What would you site as executives' biggest concerns throughout the pandemic?
During the past few months I have had the opportunity to talk to quite a few corporate leaders about how best to communicate with employees during the COVID-19 pandemic. Although I’ve spoken to executives from a variety of industries on five continents, much of what they said was remarkably similar. Whether they are in banking, consumer products or consulting, they are worried about their employees’ safety and emotional state, and concerned about communicating effectively.
What are crucial aspects of effective crisis communications during these uncertain times?
The advice I give them is no different than what I recommend when leaders are facing any crisis: Before you communicate, put yourself in the shoes of the people you’re talking to. People all over the world are feeling challenged — their world has been shaken. They may express their feelings in culturally different ways, but the actual feelings are the same. They have the human need for empathy — to know the feelings they are experiencing are understood.
Three important reminders:
What approaches can leaders take to assuage their employees’ concerns?
It’s also important to make sure people feel valued. One way to do that is to thank them for their efforts. An executive at a family-owned health products company told me that her volume of business has increased during the pandemic, and people are working long hours. Employees also are willingly putting themselves in harm’s way. We decided she would mail handwritten notes to her employees and their family to thank them for living the company’s values through their specific behaviors, including following the protocols of sanitizing, wearing masks and social distancing.
Always remember to be kind. In this time of furloughs and layoffs, people are naturally concerned about whether they will still have a job. If you can reassure them that they will be able to come back, do that. If you can’t, tell them that you don’t know yet. Have the courage to tell them the truth, as soon as you know it. Prolonging the inevitable increases anxiety and decreases performance. When you try to protect people by not giving them information, they will make up information that is sometimes worse than the truth. It is also very unkind.

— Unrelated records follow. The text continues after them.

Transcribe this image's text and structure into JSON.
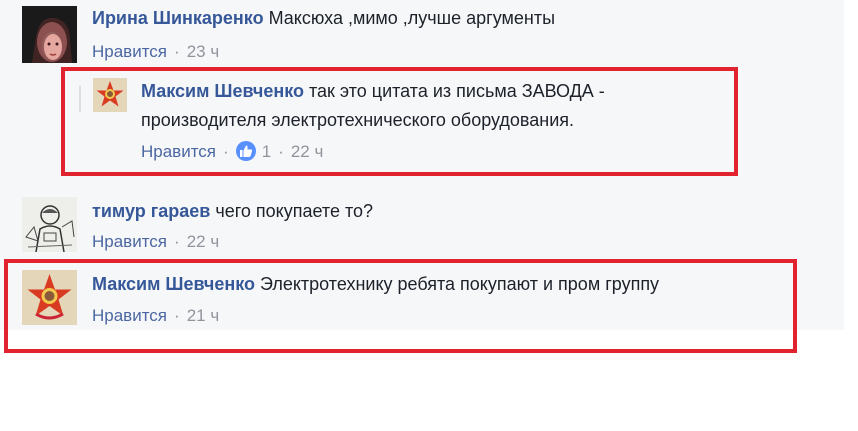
{
  "comments": [
    {
      "author": "Ирина Шинкаренко",
      "text": "Максюха ,мимо ,лучше аргументы",
      "like_label": "Нравится",
      "time": "23 ч",
      "avatar_icon": "woman-portrait-avatar"
    },
    {
      "author": "Максим Шевченко",
      "text_line1": "так это цитата из письма ЗАВОДА -",
      "text_line2": "производителя электротехнического оборудования.",
      "like_label": "Нравится",
      "reaction_icon": "thumbs-up-icon",
      "reaction_count": "1",
      "time": "22 ч",
      "avatar_icon": "pioneer-badge-avatar"
    },
    {
      "author": "тимур гараев",
      "text": "чего покупаете то?",
      "like_label": "Нравится",
      "time": "22 ч",
      "avatar_icon": "sketch-drawing-avatar"
    },
    {
      "author": "Максим Шевченко",
      "text": "Электротехнику ребята покупают и пром группу",
      "like_label": "Нравится",
      "time": "21 ч",
      "avatar_icon": "pioneer-badge-avatar"
    }
  ],
  "separator": "·",
  "colors": {
    "author": "#365899",
    "link": "#4b67a1",
    "meta": "#90949c",
    "highlight": "#e0232e",
    "thread_bg": "#f6f7f9",
    "reaction": "#5890ff"
  }
}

We all need courageous leaders in times like these. Leaders willing to be direct, tackle tough conversations and questions and show the empathy greatly needed and appreciated. Remember, empathy is not optional.